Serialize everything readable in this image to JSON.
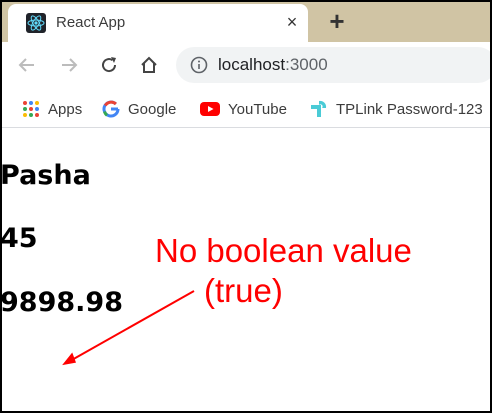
{
  "browser": {
    "tab": {
      "title": "React App",
      "close_glyph": "×",
      "favicon": "react-logo-icon"
    },
    "new_tab_glyph": "+",
    "url": {
      "host": "localhost",
      "port": ":3000"
    },
    "bookmarks": [
      {
        "label": "Apps",
        "icon": "apps-grid-icon"
      },
      {
        "label": "Google",
        "icon": "google-g-icon"
      },
      {
        "label": "YouTube",
        "icon": "youtube-icon"
      },
      {
        "label": "TPLink Password-123",
        "icon": "tplink-icon"
      }
    ]
  },
  "page": {
    "fields": [
      "Pasha",
      "45",
      "9898.98"
    ]
  },
  "annotation": {
    "line1": "No boolean value",
    "line2": "(true)",
    "color": "#ff0000"
  },
  "colors": {
    "tabstrip": "#d0c4a4",
    "omnibox": "#f1f3f4",
    "annotation": "#ff0000"
  }
}
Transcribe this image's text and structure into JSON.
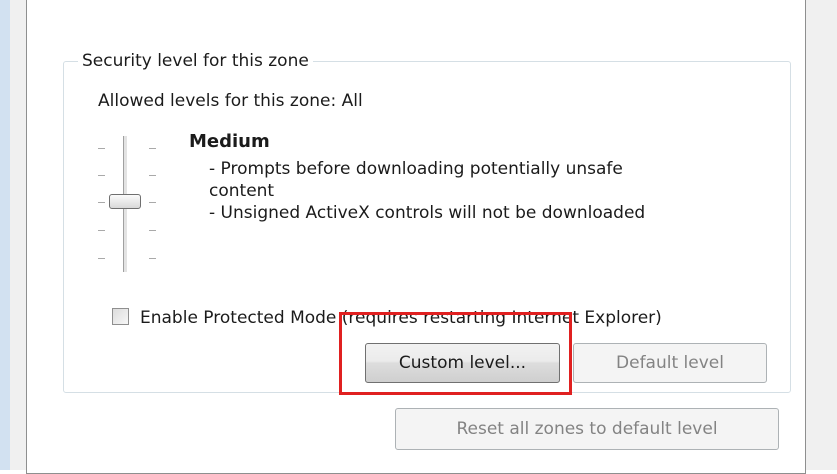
{
  "window": {
    "accent_left_strip": "#d2e1f1",
    "highlight_color": "#e02020"
  },
  "security_group": {
    "title": "Security level for this zone",
    "allowed_levels": "Allowed levels for this zone: All",
    "slider": {
      "levels_count": 5,
      "selected_index_from_top": 2
    },
    "level": {
      "name": "Medium",
      "desc_line1": "- Prompts before downloading potentially unsafe",
      "desc_line1_cont": "content",
      "desc_line2": "- Unsigned ActiveX controls will not be downloaded"
    },
    "protected_mode": {
      "label": "Enable Protected Mode (requires restarting Internet Explorer)",
      "checked": false
    },
    "buttons": {
      "custom_level": "Custom level...",
      "default_level": "Default level"
    }
  },
  "footer": {
    "reset_all": "Reset all zones to default level"
  }
}
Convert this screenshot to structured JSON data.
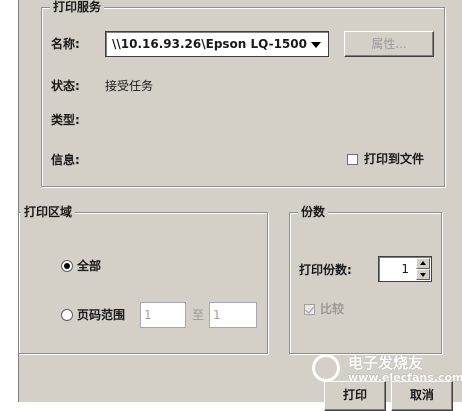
{
  "print_service": {
    "legend": "打印服务",
    "name_label": "名称:",
    "printer_value": "\\\\10.16.93.26\\Epson LQ-1500",
    "properties_button": "属性...",
    "status_label": "状态:",
    "status_value": "接受任务",
    "type_label": "类型:",
    "info_label": "信息:",
    "print_to_file_label": "打印到文件"
  },
  "print_range": {
    "legend": "打印区域",
    "all_label": "全部",
    "pages_label": "页码范围",
    "from_value": "1",
    "to_label": "至",
    "to_value": "1"
  },
  "copies": {
    "legend": "份数",
    "count_label": "打印份数:",
    "count_value": "1",
    "collate_label": "比较"
  },
  "footer": {
    "print_button": "打印",
    "cancel_button": "取消"
  },
  "watermark": {
    "line1": "电子发烧友",
    "line2": "www.elecfans.com"
  }
}
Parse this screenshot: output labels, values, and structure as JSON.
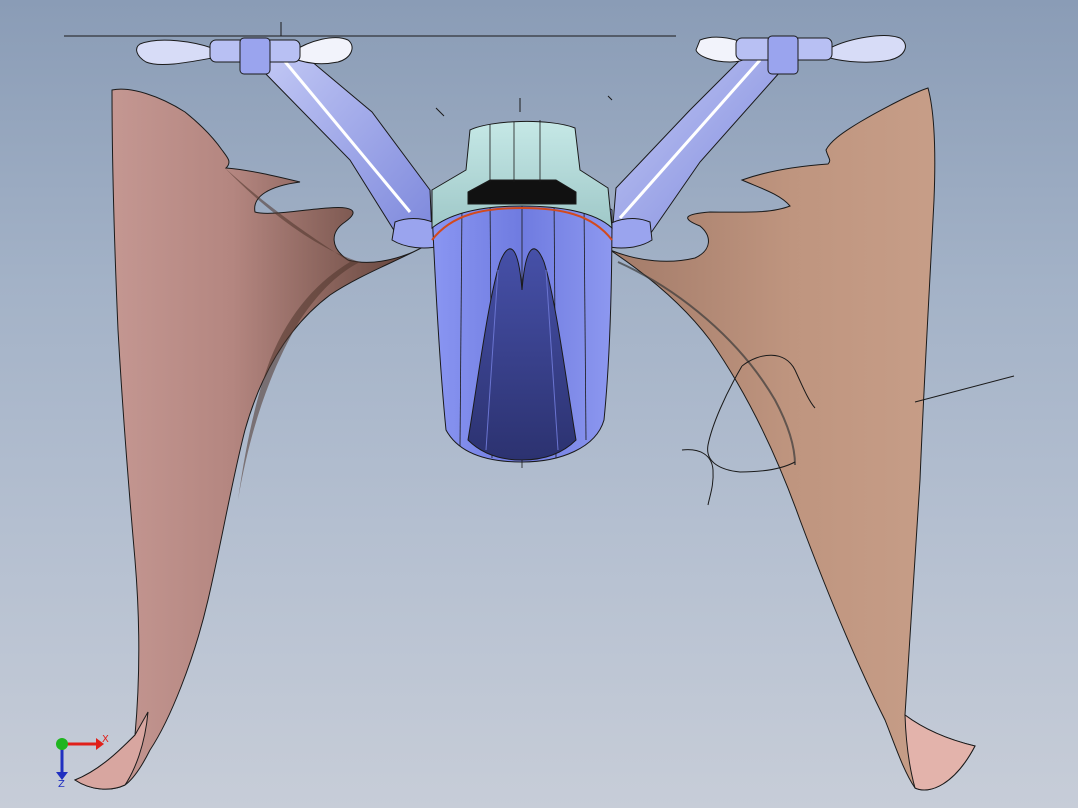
{
  "viewport": {
    "background_top": "#8a9cb6",
    "background_bottom": "#c7cdd8"
  },
  "model": {
    "wing_color": "#c49a88",
    "wing_shadow": "#5c3f38",
    "wing_highlight": "#e3b8ac",
    "body_color": "#7b86e8",
    "body_dark": "#3a418a",
    "cockpit_color": "#b4dad8",
    "arm_color": "#aab3f0",
    "propeller_color": "#dfe3fa",
    "edge_color": "#1a1a1a",
    "trim_color": "#d24a1e"
  },
  "triad": {
    "x_label": "X",
    "z_label": "Z",
    "x_color": "#e0201a",
    "y_color": "#1fb51f",
    "z_color": "#2030c0"
  }
}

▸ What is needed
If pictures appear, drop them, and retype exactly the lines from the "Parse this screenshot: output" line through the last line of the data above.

▸ Response area
Parse this screenshot: output labels, values, and structure as JSON.
{
  "viewport": {
    "background_top": "#8a9cb6",
    "background_bottom": "#c7cdd8"
  },
  "model": {
    "wing_color": "#c49a88",
    "wing_shadow": "#5c3f38",
    "wing_highlight": "#e3b8ac",
    "body_color": "#7b86e8",
    "body_dark": "#3a418a",
    "cockpit_color": "#b4dad8",
    "arm_color": "#aab3f0",
    "propeller_color": "#dfe3fa",
    "edge_color": "#1a1a1a",
    "trim_color": "#d24a1e"
  },
  "triad": {
    "x_label": "X",
    "z_label": "Z",
    "x_color": "#e0201a",
    "y_color": "#1fb51f",
    "z_color": "#2030c0"
  }
}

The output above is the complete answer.